Pushing for Incentives, Disincentives That Help
Incentives imbedded in the Home Affordable Modification Program that attempt to address debt forgiveness and second-lien concessions may be a good start into the right path, but are they enough?
People would find a way to continue to make their mortgage payment, says Richard Powers, SVP of real estate services at Altisource Portfolio Solutions. "If there's a strong economic incentive to do so," despite of whether they have equity in their home or are "underwater" by and large, people would continue to make that payment unless they are unable to because of job loss or a family problem. "The dynamic of change" in today's market is that the number of borrowers who are behind or upside down on the equity curve because they put themselves in that spot, or did not realize that real estate values can also go down, he says, is high. The situation is very different from regional foreclosure spikes because of job losses and involves a different solution.
Recent HAMP changes that consider debt forgiveness on first and possibly second liens as a way to encourage underwater borrowers to continue paying, or second-lien concessions that would result in better back-end debt-to-income ratios, are examples of high potential tools once Treasury fine-tunes processing details. The program places earned debt forgiveness, with debt forbearance at the top of the waterfall and includes the insertion of an alternate net-present-value path servicers can consider when offering a modification. It adds to the standard path of rate reduction, followed by term extensions and forbearance. The goal is to get to 115 CLTV with balance forbearance while the borrower's payment remains at above a 31% debt-to-income ratio. Plus, as the borrower remains current on the modified loan the forborne debt can be forgiven in equal parts over a three-year period. If the loan has a second lien behind it, the program might require some extinguishment from the second lien holder as well.
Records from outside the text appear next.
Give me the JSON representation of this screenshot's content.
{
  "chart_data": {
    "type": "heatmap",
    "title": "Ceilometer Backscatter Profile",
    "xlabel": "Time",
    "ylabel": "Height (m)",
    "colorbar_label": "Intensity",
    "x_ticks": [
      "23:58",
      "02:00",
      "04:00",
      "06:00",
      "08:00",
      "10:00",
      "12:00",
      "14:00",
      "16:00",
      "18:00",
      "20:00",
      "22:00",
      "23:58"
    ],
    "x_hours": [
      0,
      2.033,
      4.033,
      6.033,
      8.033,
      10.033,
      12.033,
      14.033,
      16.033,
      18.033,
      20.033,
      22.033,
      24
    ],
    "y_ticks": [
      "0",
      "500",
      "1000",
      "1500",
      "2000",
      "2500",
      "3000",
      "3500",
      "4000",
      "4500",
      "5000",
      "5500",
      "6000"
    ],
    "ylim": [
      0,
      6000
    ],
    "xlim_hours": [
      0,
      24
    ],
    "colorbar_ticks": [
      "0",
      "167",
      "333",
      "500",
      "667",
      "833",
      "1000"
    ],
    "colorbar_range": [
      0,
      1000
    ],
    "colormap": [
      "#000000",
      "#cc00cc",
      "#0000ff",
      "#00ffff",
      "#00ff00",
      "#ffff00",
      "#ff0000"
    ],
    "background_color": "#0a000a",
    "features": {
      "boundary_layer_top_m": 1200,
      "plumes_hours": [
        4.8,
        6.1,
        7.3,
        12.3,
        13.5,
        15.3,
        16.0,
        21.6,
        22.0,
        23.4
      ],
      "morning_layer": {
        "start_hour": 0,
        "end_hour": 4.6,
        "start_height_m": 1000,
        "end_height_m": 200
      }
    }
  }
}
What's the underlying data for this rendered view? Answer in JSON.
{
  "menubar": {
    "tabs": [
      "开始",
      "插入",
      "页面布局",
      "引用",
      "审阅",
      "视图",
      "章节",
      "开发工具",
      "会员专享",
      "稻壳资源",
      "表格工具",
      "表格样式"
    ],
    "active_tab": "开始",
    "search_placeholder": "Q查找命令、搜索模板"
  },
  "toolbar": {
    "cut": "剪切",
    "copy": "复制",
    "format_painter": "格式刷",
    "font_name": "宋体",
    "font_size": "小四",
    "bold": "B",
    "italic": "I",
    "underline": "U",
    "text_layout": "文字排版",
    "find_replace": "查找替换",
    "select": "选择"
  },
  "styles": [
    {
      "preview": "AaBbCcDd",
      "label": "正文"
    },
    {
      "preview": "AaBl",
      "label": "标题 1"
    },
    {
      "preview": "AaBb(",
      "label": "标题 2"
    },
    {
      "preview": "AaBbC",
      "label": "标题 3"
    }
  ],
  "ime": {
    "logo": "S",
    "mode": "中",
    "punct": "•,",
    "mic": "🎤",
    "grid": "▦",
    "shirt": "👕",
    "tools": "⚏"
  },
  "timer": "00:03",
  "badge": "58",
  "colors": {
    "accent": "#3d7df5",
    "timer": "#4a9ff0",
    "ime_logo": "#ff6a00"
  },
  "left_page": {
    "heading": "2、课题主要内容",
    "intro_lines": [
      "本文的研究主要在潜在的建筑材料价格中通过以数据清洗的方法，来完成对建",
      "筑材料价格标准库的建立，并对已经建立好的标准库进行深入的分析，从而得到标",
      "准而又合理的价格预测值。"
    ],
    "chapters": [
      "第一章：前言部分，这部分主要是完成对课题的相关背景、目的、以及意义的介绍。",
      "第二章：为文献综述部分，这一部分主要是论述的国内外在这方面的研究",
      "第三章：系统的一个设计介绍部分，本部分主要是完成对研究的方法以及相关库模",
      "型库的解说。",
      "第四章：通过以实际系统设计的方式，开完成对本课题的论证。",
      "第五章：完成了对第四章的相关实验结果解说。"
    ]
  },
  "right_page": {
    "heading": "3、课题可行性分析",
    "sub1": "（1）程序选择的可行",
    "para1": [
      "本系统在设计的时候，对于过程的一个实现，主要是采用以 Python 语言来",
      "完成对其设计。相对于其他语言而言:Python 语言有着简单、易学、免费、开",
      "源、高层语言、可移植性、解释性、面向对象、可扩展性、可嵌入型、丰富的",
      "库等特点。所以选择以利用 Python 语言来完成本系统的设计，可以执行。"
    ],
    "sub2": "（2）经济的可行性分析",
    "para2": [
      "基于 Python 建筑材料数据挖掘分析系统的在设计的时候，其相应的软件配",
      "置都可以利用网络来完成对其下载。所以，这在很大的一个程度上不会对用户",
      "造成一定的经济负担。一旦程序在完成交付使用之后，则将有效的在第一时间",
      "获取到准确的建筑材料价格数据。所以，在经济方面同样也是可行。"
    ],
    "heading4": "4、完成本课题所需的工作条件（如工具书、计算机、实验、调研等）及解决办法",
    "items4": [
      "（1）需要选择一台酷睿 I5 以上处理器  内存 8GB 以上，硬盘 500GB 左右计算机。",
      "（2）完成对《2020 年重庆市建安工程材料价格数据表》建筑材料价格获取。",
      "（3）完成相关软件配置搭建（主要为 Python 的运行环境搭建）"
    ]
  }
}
However, in each case and before making a final determination the servicer can consider the incentive payments to the mortgage trust, mortgage insurance claims and partial payments and second-lien compensation payments.
There also are incentives for writedowns on both the first- and second-lien investors that receive some compensation for every dollar that they decide to forgive. For example, second-lien loans more than six months delinquent get six cents to a dollar forgiven.
In situations where there is no contract obligation to hold all parties to the mortgage transaction accountable, incentives, even certain disincentives, could help avoid foreclosures, even so-called strategic defaults.
"There are two basic groups of people who need help: the strategic defaulters, who are extremely upside down, and those who just have financial difficulties that put them into a situation where they cannot pay their bills," says Wade Comeaux, president of Chicago-based specialty subservicer Fay Financial.
Comeaux is concerned that while the above are two entirely different situations that require entirely different solutions, "at every turn" servicers are forced to use HAMP.
"If you're way upside down on your home, a HAMP modification may not be that great of an incentive because you're really not getting a principle reduction. And whenever you're upside down on your mortgage, you just want the payment to be lower. And in many instances, because we're only looking at the mortgage, and not looking at the entire situation, it may not resolve the situation, and that leads to high recidivisms."
Currently most of the options available to borrowers in distress are based on a national response to regional problems challenging servicers to better combine government and private solutions.
Jim Satterwhite, EVP with Infusion Technologies, finds such incentives, or disincentives, can be secured by "more nuanced solutions" that can overcome issues created by national policy solutions that inherently do not address regional problems. For example, he said, in California the biggest issue was with subprime loans, in Florida there were a lot of speculators and in Michigan unemployment. "One size does not fit all that well." Hence, factors like unemployment and loan-to-values have different impacts on different markets.
Similarly, borrowers are affected by different circumstances.
What has changed, says Cary Sternberg, president of Excellon REO, a division of Titanium Holdings, is that in the past borrowers were able to go into a bank to meet a banker who knew who they were and they could trust would make a decision based on their specific circumstances, financial history and credit quality.
"Now, bankers ask what's the score and that determines whether you get the loan. We need to insist that we examine every person's case or circumstance and see if we can find something that will fit their needs-instead of just trying to come up with a blanket policy that's trying to fit everybody. It just won't work."
Presently the market is at a point where the GSEs are making up to 90% of all mortgages completed "and I don't see a massive change in that coming in the near future," said Satterwhite. Consequently, besides managing defaults and foreclosures the challenge is to provide well-designed products and interest rates that are low enough they can stimulate demand for the homes that are going to come out of the shadow inventory. "I wonder how that is going to be funded because FHA is tightening, the other agencies are tightening and policymakers will have to decide how much is funded by the government."